Only, they wouldn’t fit. And by wouldn’t fit, I don’t mean that they were a little too small in the shoulders.
He was unable to wear them because they were too small everywhere. He was unable to even get his calves into them. Okay he had played ninth-grade football that year and was in decent shape—but he could not slide into the lower leg section of Nick’s leathers without fear of tearing the liner.
Later, his younger brother, Kipp, then age ten, tried them on. Other than being very long in the arms and legs, how well they fit him was surprising.
So what is this; what’s happening here? Is it the Pedrosa/Stoner Syndrome where all riders are now trying to shave their body size down to the absolute minimum possible in order to not give up any advantage to the bone-thin Australian or near freakishly abbreviated stature of the Spanish rider?
Or is this a byproduct of nearly all top level riders having a hobby career of if not racing bicycles then using one to train on?
My sense of it is that it’s a racer thing. These guys use the definition of ultra-competitive as a baseline for how they feel about competition. They don’t want to wave off anything that could conceivably give them an advantage, or better yet put them on a level field with the guys who are wining races. Rossi cannot be described as svelte, but he’s a special case. Lorenzo, still not as much a daily threat to the others as his race wins and run at the 2009 title would indicate, looks very normal for an adult human male in his early 20s.
Stoner, though. He’s fast and he’s back. And he weighs 127 pounds. So that shows the other riders that they don’t necessarily need to be the biggest or the strongest or have superior grip or shoulder strength to run at the front. Moreover, Pedrosa, (112 pounds) can walk the MotoGP grid in a way that almost brings to mind memories of Wayne Rainey. And he’s not large–anywhere.
I thought about calling Colin Edwards II and asking him what he currently weighs, but didn’t. He looks the same as he did in 2002 at Imola when he won the World Superbike title. And I don’t really have to ask him what he thinks of this minimum form MotoGP rider trend. Not from a guy who very seriously once said that if they ever added beer to the FIM’s banned substance list, he’d retire the next day.
Getting back to the question, though, of what’s it all mean? Probably nothing. The skinniest motorcycle racer I’ve ever seen was Kevin Schwantz, who, in his late 1980s glory, wore a size medium Yosh t-shirt and it would flap loosely against his torso when the wind blew.
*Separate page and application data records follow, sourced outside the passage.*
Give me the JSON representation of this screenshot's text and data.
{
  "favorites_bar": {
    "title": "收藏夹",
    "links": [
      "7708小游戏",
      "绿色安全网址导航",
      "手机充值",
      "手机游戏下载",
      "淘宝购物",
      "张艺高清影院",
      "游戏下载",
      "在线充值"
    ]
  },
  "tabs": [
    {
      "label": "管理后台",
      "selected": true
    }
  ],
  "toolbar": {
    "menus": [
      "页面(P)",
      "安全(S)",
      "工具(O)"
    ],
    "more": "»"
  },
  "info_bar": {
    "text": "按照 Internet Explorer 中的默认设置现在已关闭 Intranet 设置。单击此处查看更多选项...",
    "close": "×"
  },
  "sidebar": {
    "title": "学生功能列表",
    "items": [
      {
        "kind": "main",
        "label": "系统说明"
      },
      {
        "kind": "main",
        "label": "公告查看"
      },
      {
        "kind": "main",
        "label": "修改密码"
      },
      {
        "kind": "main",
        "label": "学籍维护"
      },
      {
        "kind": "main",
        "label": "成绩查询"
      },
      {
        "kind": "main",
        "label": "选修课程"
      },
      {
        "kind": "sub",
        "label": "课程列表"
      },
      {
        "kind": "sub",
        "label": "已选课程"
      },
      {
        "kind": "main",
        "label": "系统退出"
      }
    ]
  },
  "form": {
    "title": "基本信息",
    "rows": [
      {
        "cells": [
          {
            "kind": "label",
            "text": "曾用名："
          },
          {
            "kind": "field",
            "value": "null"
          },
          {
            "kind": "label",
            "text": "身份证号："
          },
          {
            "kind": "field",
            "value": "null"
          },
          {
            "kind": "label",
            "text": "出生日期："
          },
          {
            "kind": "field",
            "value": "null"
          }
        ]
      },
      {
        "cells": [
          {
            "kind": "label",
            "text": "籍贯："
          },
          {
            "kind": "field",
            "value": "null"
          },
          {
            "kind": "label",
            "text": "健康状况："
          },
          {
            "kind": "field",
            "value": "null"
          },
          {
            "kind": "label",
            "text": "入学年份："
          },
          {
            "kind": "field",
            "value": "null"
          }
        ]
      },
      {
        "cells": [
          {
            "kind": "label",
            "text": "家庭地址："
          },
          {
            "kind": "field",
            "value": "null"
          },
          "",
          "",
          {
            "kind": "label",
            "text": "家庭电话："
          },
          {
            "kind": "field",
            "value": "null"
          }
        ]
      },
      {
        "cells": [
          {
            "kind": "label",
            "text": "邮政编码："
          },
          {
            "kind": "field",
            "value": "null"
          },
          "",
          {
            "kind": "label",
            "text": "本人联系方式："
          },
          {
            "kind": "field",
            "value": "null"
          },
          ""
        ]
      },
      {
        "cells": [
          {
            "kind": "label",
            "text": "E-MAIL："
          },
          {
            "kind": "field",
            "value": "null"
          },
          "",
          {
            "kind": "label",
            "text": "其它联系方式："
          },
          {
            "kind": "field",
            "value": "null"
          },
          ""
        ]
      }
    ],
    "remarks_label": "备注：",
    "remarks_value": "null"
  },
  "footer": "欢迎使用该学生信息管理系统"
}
It wasn’t amazing to me that Schwantz frequently broke his tiny wrists in crashes, it was amazing that he didn’t break them—so thin they looked like porcelain—in everyday life.